Deatrea Rose sits in a meeting at Pitt State University.


During an impassioned speech at a Black Lives Matter rally in June 2020, Deatrea Rose urged those in attendance to come together and help each other. 

Everyone, she said, has a role to play in creating a more inclusive, united society. 

“We must work together to plot, plan, organize, and strategize real change,” she said during the rally.

As Assistant Vice President for Student Life-Senior Diversity Officer at Pittsburg State University, Rose is at the forefront of the effort to help create a safer and more welcoming community on campus and throughout the Pittsburg community. With students from across the country and around the world, the PSU campus is a true “melting pot” within Pittsburg.
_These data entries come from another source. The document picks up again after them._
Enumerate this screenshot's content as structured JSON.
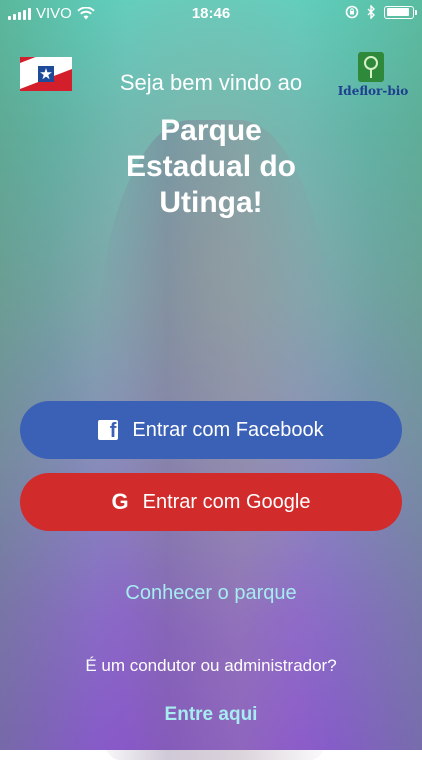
{
  "status_bar": {
    "carrier": "VIVO",
    "time": "18:46",
    "battery_fraction": 0.9
  },
  "header": {
    "flag_icon": "para-state-flag-icon",
    "logo_text": "Ideflor-bio",
    "welcome": "Seja bem vindo ao",
    "title_lines": [
      "Parque",
      "Estadual do",
      "Utinga!"
    ]
  },
  "buttons": {
    "facebook_label": "Entrar com Facebook",
    "google_label": "Entrar com Google",
    "facebook_color": "#3b61b7",
    "google_color": "#d22b2b"
  },
  "links": {
    "know_park": "Conhecer o parque",
    "question": "É um condutor ou administrador?",
    "enter_here": "Entre aqui",
    "link_color": "#a6ecf0"
  }
}
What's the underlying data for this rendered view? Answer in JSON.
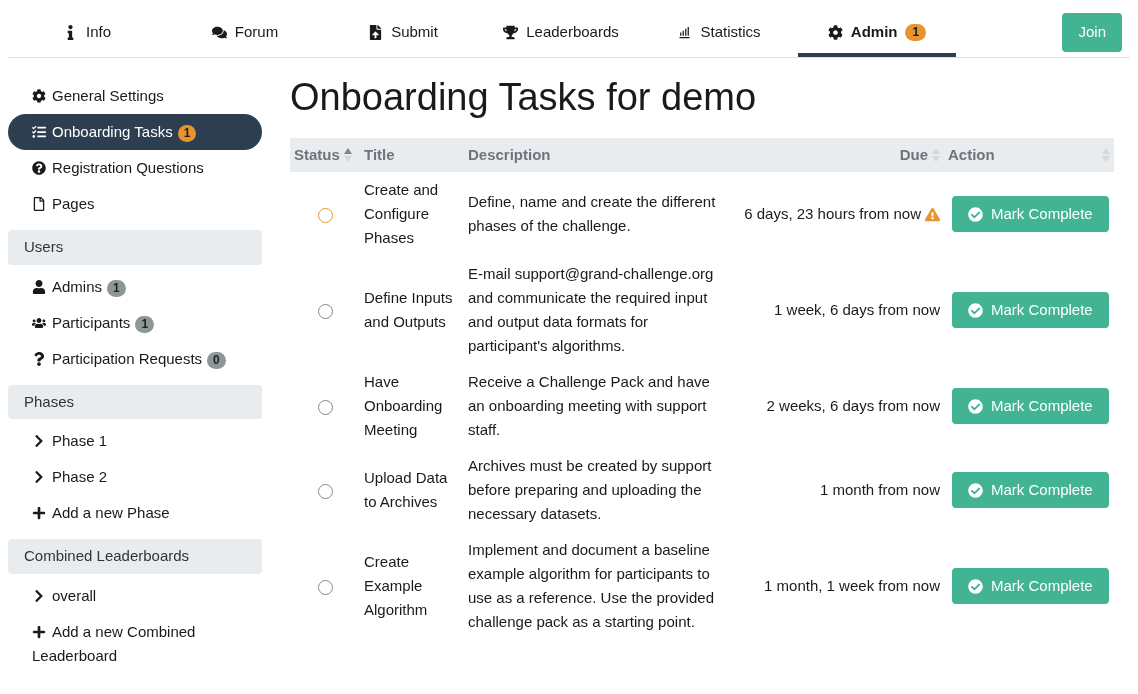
{
  "tabs": [
    {
      "label": "Info",
      "selected": false
    },
    {
      "label": "Forum",
      "selected": false
    },
    {
      "label": "Submit",
      "selected": false
    },
    {
      "label": "Leaderboards",
      "selected": false
    },
    {
      "label": "Statistics",
      "selected": false
    },
    {
      "label": "Admin",
      "selected": true,
      "badge": "1"
    }
  ],
  "join_button": "Join",
  "sidebar": [
    {
      "items": [
        {
          "label": "General Settings",
          "selected": false
        },
        {
          "label": "Onboarding Tasks",
          "selected": true,
          "badge": "1",
          "color": "#e69430"
        },
        {
          "label": "Registration Questions",
          "selected": false
        },
        {
          "label": "Pages",
          "selected": false
        }
      ]
    },
    {
      "heading": "Users",
      "items": [
        {
          "label": "Admins",
          "selected": false,
          "badge": "1",
          "color": "#8c9797"
        },
        {
          "label": "Participants",
          "selected": false,
          "badge": "1",
          "color": "#8c9797"
        },
        {
          "label": "Participation Requests",
          "selected": false,
          "badge": "0",
          "color": "#8c9797"
        }
      ]
    },
    {
      "heading": "Phases",
      "items": [
        {
          "label": "Phase 1",
          "selected": false
        },
        {
          "label": "Phase 2",
          "selected": false
        },
        {
          "label": "Add a new Phase",
          "selected": false
        }
      ]
    },
    {
      "heading": "Combined Leaderboards",
      "items": [
        {
          "label": "overall",
          "selected": false
        },
        {
          "label": "Add a new Combined Leaderboard",
          "selected": false
        }
      ]
    }
  ],
  "page_title": "Onboarding Tasks for demo",
  "table": {
    "columns": [
      {
        "label": "Status",
        "sortable": true,
        "sorted": true
      },
      {
        "label": "Title",
        "sortable": false
      },
      {
        "label": "Description",
        "sortable": false
      },
      {
        "label": "Due",
        "sortable": true,
        "sorted": false
      },
      {
        "label": "Action",
        "sortable": true,
        "sorted": false
      }
    ],
    "rows": [
      {
        "title": "Create and Configure Phases",
        "description": "Define, name and create the different phases of the challenge.",
        "due": "6 days, 23 hours from now",
        "warning": true,
        "action": "Mark Complete"
      },
      {
        "title": "Define Inputs and Outputs",
        "description": "E-mail support@grand-challenge.org and communicate the required input and output data formats for participant's algorithms.",
        "due": "1 week, 6 days from now",
        "warning": false,
        "action": "Mark Complete"
      },
      {
        "title": "Have Onboarding Meeting",
        "description": "Receive a Challenge Pack and have an onboarding meeting with support staff.",
        "due": "2 weeks, 6 days from now",
        "warning": false,
        "action": "Mark Complete"
      },
      {
        "title": "Upload Data to Archives",
        "description": "Archives must be created by support before preparing and uploading the necessary datasets.",
        "due": "1 month from now",
        "warning": false,
        "action": "Mark Complete"
      },
      {
        "title": "Create Example Algorithm",
        "description": "Implement and document a baseline example algorithm for participants to use as a reference. Use the provided challenge pack as a starting point.",
        "due": "1 month, 1 week from now",
        "warning": false,
        "action": "Mark Complete"
      }
    ]
  }
}
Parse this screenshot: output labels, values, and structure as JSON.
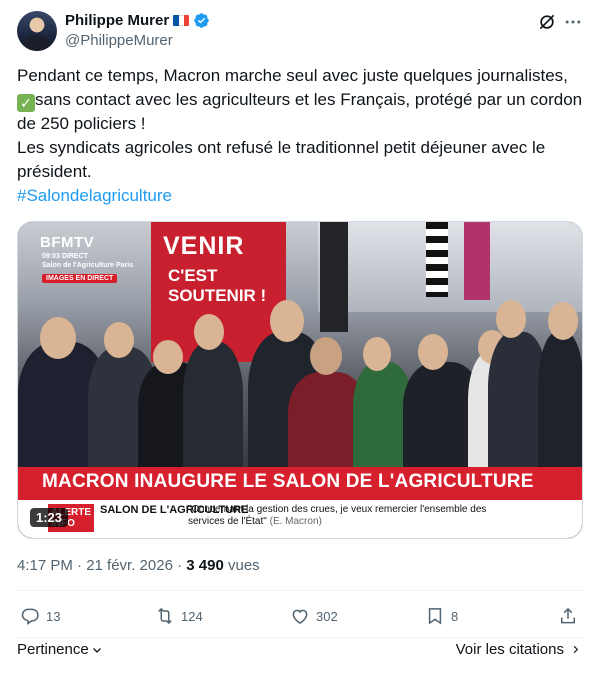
{
  "author": {
    "name": "Philippe Murer",
    "handle": "@PhilippeMurer",
    "flag_colors": [
      "#0055a4",
      "#ffffff",
      "#ef4135"
    ],
    "verified_color": "#1d9bf0"
  },
  "tweet": {
    "line1": "Pendant ce temps, Macron marche seul avec juste quelques journalistes,",
    "line2": "sans contact avec les agriculteurs et les Français, protégé par un cordon de 250 policiers !",
    "line3": "Les syndicats agricoles ont refusé le traditionnel petit déjeuner avec le président.",
    "hashtag": "#Salondelagriculture",
    "check_emoji": "✓"
  },
  "media": {
    "banner_title": "VENIR",
    "banner_sub_1": "C'EST",
    "banner_sub_2": "SOUTENIR !",
    "channel_logo": "BFMTV",
    "channel_time": "09:03",
    "channel_status": "DIRECT",
    "channel_location": "Salon de l'Agriculture Paris",
    "channel_live": "IMAGES EN DIRECT",
    "headline": "MACRON INAUGURE LE SALON DE L'AGRICULTURE",
    "alert_badge_1": "ALERTE",
    "alert_badge_2": "INFO",
    "lower_title": "SALON DE L'AGRICULTURE",
    "lower_quote": "\"Concernant la gestion des crues, je veux remercier l'ensemble des services de l'État\"",
    "lower_quote_author": "(E. Macron)",
    "duration": "1:23"
  },
  "meta": {
    "time": "4:17 PM · 21 févr. 2026 · ",
    "views": "3 490",
    "views_label": " vues"
  },
  "actions": {
    "replies": "13",
    "reposts": "124",
    "likes": "302",
    "bookmarks": "8"
  },
  "footer": {
    "sort_label": "Pertinence",
    "quotes_label": "Voir les citations"
  },
  "colors": {
    "link": "#1d9bf0",
    "secondary_text": "#536471",
    "bfm_red": "#d7202d"
  }
}
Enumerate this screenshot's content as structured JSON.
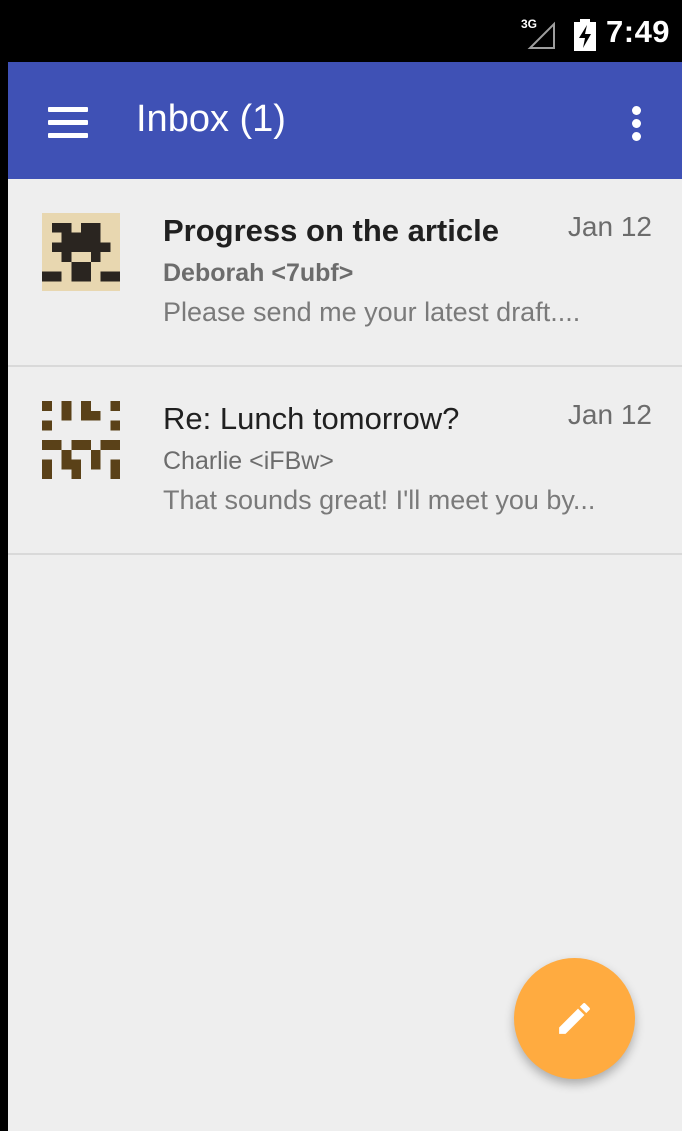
{
  "status_bar": {
    "network_type": "3G",
    "time": "7:49"
  },
  "app_bar": {
    "title": "Inbox (1)",
    "menu_icon": "hamburger-menu-icon",
    "overflow_icon": "more-vert-icon",
    "color": "#3f51b5"
  },
  "emails": [
    {
      "subject": "Progress on the article",
      "sender": "Deborah <7ubf>",
      "date": "Jan 12",
      "snippet": "Please send me your latest draft....",
      "unread": true
    },
    {
      "subject": "Re: Lunch tomorrow?",
      "sender": "Charlie <iFBw>",
      "date": "Jan 12",
      "snippet": "That sounds great! I'll meet you by...",
      "unread": false
    }
  ],
  "fab": {
    "icon": "edit-pencil-icon",
    "color": "#ffab40"
  }
}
This goes beyond just race or ethnicity.

“I believe the progress we make on campus has an effect on the city and our region,” Rose said. “The lines go far beyond the boundaries of the university.”
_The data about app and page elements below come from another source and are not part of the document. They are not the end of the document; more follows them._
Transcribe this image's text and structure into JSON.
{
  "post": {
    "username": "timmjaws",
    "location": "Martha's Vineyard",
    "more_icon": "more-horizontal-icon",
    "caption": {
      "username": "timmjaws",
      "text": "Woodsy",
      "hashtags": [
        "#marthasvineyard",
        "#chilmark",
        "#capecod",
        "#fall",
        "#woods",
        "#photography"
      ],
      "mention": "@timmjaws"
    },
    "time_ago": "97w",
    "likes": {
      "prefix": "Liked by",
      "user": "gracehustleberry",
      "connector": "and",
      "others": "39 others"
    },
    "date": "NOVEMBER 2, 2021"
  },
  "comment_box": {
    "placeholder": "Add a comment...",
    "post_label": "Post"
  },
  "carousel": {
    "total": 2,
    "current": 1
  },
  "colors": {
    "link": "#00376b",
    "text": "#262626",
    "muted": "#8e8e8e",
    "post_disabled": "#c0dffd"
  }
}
Rose said her mission is to help everyone “feel like they matter” and have a sense of belonging. 

“This goes beyond just race or ethnicity,” she said. “We also have a lot of work to do for our LGBTQIA+ community and all marginalized groups. The goal is to give them hope that change is on the horizon. We all matter, and the time is now to make sure that everyone’s voice is being heard.”

As a member of the Colonial Fox Theatre Foundation Board of Trustees, Rose said she’s working to help bring diversity of thoughts and ideas to the arts and entertainment community.
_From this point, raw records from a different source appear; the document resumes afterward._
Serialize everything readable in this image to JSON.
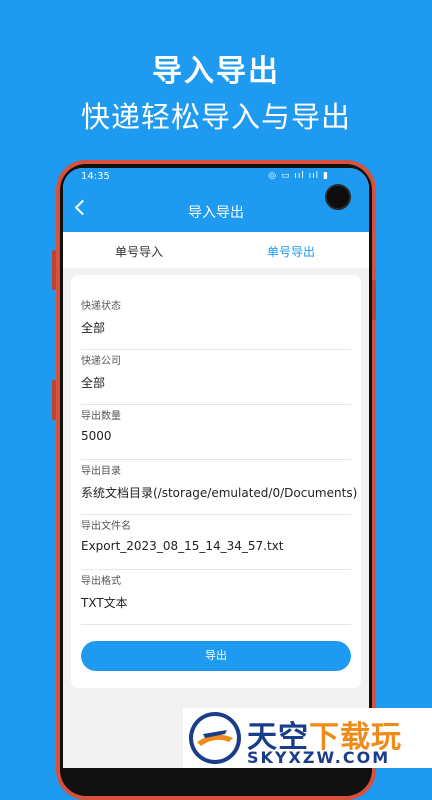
{
  "promo": {
    "title": "导入导出",
    "subtitle": "快递轻松导入与导出"
  },
  "status_bar": {
    "time": "14:35",
    "icons": "◎ ▭ ııl ııl ▮"
  },
  "nav": {
    "title": "导入导出",
    "back_icon": "chevron-left-icon"
  },
  "tabs": [
    {
      "label": "单号导入",
      "active": false
    },
    {
      "label": "单号导出",
      "active": true
    }
  ],
  "form": {
    "fields": [
      {
        "label": "快递状态",
        "value": "全部"
      },
      {
        "label": "快递公司",
        "value": "全部"
      },
      {
        "label": "导出数量",
        "value": "5000"
      },
      {
        "label": "导出目录",
        "value": "系统文档目录(/storage/emulated/0/Documents)"
      },
      {
        "label": "导出文件名",
        "value": "Export_2023_08_15_14_34_57.txt"
      },
      {
        "label": "导出格式",
        "value": "TXT文本"
      }
    ],
    "submit_label": "导出"
  },
  "watermark": {
    "title_main": "天空",
    "title_accent": "下载玩",
    "subtitle": "SKYXZW.COM"
  },
  "colors": {
    "accent": "#1E9BF0",
    "phone_frame": "#d9503c",
    "watermark_blue": "#1a3d8a",
    "watermark_orange": "#f08a1a"
  }
}
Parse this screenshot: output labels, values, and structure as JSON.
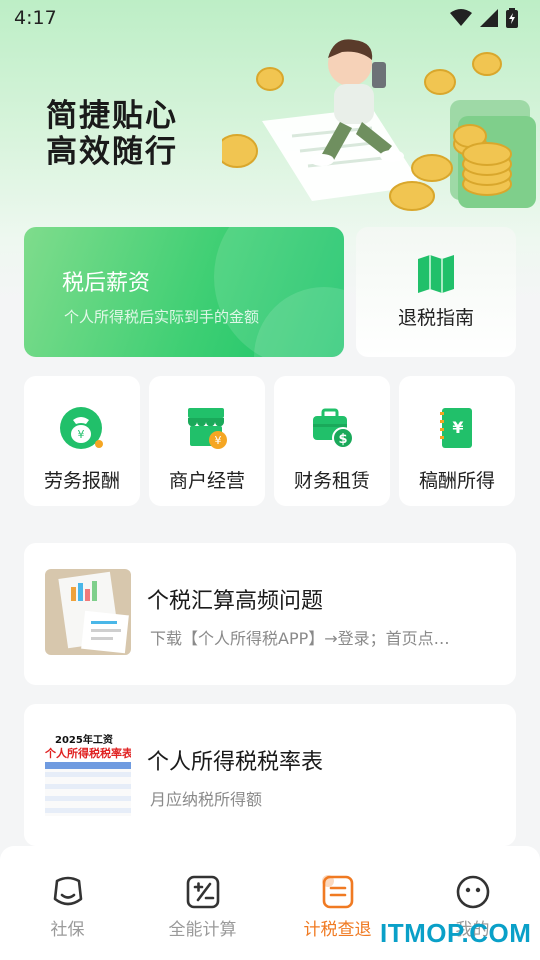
{
  "status_bar": {
    "time": "4:17"
  },
  "hero": {
    "slogan_line1": "简捷贴心",
    "slogan_line2": "高效随行"
  },
  "feature_cards": {
    "salary": {
      "title": "税后薪资",
      "subtitle": "个人所得税后实际到手的金额"
    },
    "refund_guide": {
      "label": "退税指南",
      "icon": "map-book-icon"
    }
  },
  "tools": [
    {
      "label": "劳务报酬",
      "icon": "money-bag-icon"
    },
    {
      "label": "商户经营",
      "icon": "shop-icon"
    },
    {
      "label": "财务租赁",
      "icon": "briefcase-dollar-icon"
    },
    {
      "label": "稿酬所得",
      "icon": "notebook-yen-icon"
    }
  ],
  "articles": [
    {
      "title": "个税汇算高频问题",
      "desc": "下载【个人所得税APP】→登录；首页点…"
    },
    {
      "title": "个人所得税税率表",
      "desc": "月应纳税所得额",
      "thumb_heading": "2025年工资",
      "thumb_subheading": "个人所得税税率表"
    }
  ],
  "tabbar": [
    {
      "label": "社保",
      "icon": "shield-face-icon",
      "active": false
    },
    {
      "label": "全能计算",
      "icon": "calculator-icon",
      "active": false
    },
    {
      "label": "计税查退",
      "icon": "document-list-icon",
      "active": true
    },
    {
      "label": "我的",
      "icon": "smiley-icon",
      "active": false
    }
  ],
  "watermark": "ITMOP.COM",
  "colors": {
    "accent_green": "#2ecb6f",
    "active_tab": "#f07a22",
    "inactive_tab": "#9a9a9a"
  }
}
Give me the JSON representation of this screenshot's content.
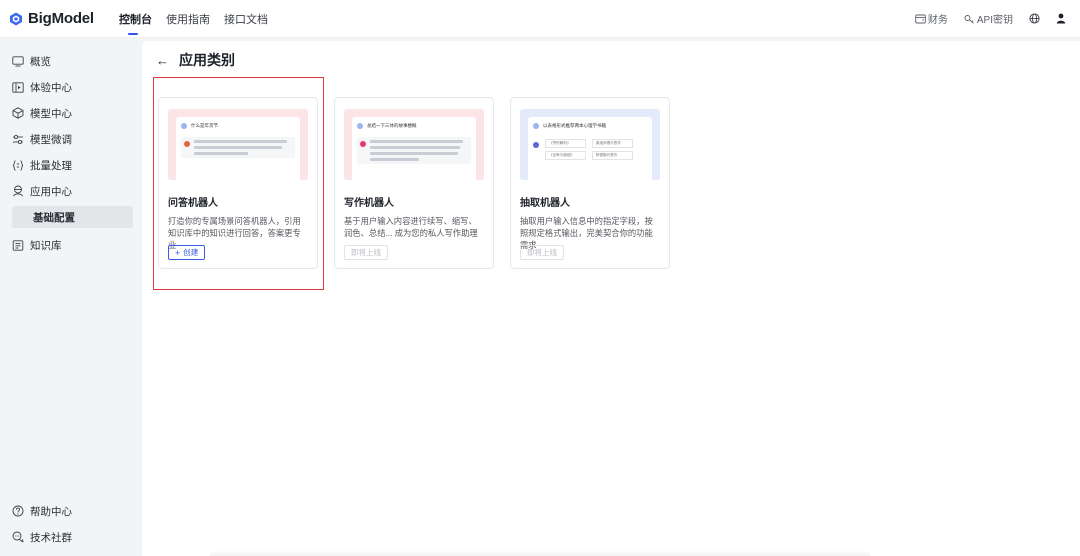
{
  "app": {
    "name": "BigModel"
  },
  "nav": [
    "控制台",
    "使用指南",
    "接口文档"
  ],
  "top_right": {
    "finance": "财务",
    "api_key": "API密钥"
  },
  "sidebar": {
    "items": [
      {
        "label": "概览",
        "icon": "monitor-icon"
      },
      {
        "label": "体验中心",
        "icon": "play-icon"
      },
      {
        "label": "模型中心",
        "icon": "cube-icon"
      },
      {
        "label": "模型微调",
        "icon": "sliders-icon"
      },
      {
        "label": "批量处理",
        "icon": "braces-icon"
      },
      {
        "label": "应用中心",
        "icon": "robot-icon"
      }
    ],
    "sub_item": "基础配置",
    "knowledge": "知识库",
    "bottom": [
      {
        "label": "帮助中心",
        "icon": "help-icon"
      },
      {
        "label": "技术社群",
        "icon": "chat-icon"
      }
    ]
  },
  "page": {
    "title": "应用类别",
    "back": "←"
  },
  "cards": [
    {
      "title": "问答机器人",
      "desc": "打造你的专属场景问答机器人，引用知识库中的知识进行回答，答案更专业",
      "button": "创建",
      "thumb_q": "什么是年货节",
      "theme": "#fce5e7",
      "bot_color": "#e8613c"
    },
    {
      "title": "写作机器人",
      "desc": "基于用户输入内容进行续写、缩写、润色、总结... 成为您的私人写作助理",
      "button": "即将上线",
      "thumb_q": "总结一下三体的故事梗概",
      "theme": "#fce5e7",
      "bot_color": "#e03a6c"
    },
    {
      "title": "抽取机器人",
      "desc": "抽取用户输入信息中的指定字段，按照规定格式输出，完美契合你的功能需求",
      "button": "即将上线",
      "thumb_q": "以表格形式推荐两本心理学书籍",
      "theme": "#e3ebfb",
      "bot_color": "#5a63d8",
      "table": [
        "《梦的解析》",
        "弗洛伊德代表作",
        "《自卑与超越》",
        "阿德勒代表作"
      ]
    }
  ],
  "colors": {
    "accent": "#2f54eb",
    "highlight": "#e0393e"
  }
}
Deatrea Rose speaks in front of a microphone at a local Black Lives Matter event.

There is still work to be done.

“That’s actually been a very valuable board for me to be on,” she said, “because I can provide a different perspective in terms of what types of performances to bring in. It’s just another voice at the table, and all communities need that.”

While there is still much work to be done when it comes to inclusion and equity, Rose said Pittsburg is in a good position on these topics.

“Every interaction I’ve had in this community has been positive,” she said. “I do feel like Pittsburg is doing a good job, but we can’t let up. The minute we think everything is OK, something else can happen that reminds us that we still have work to do.”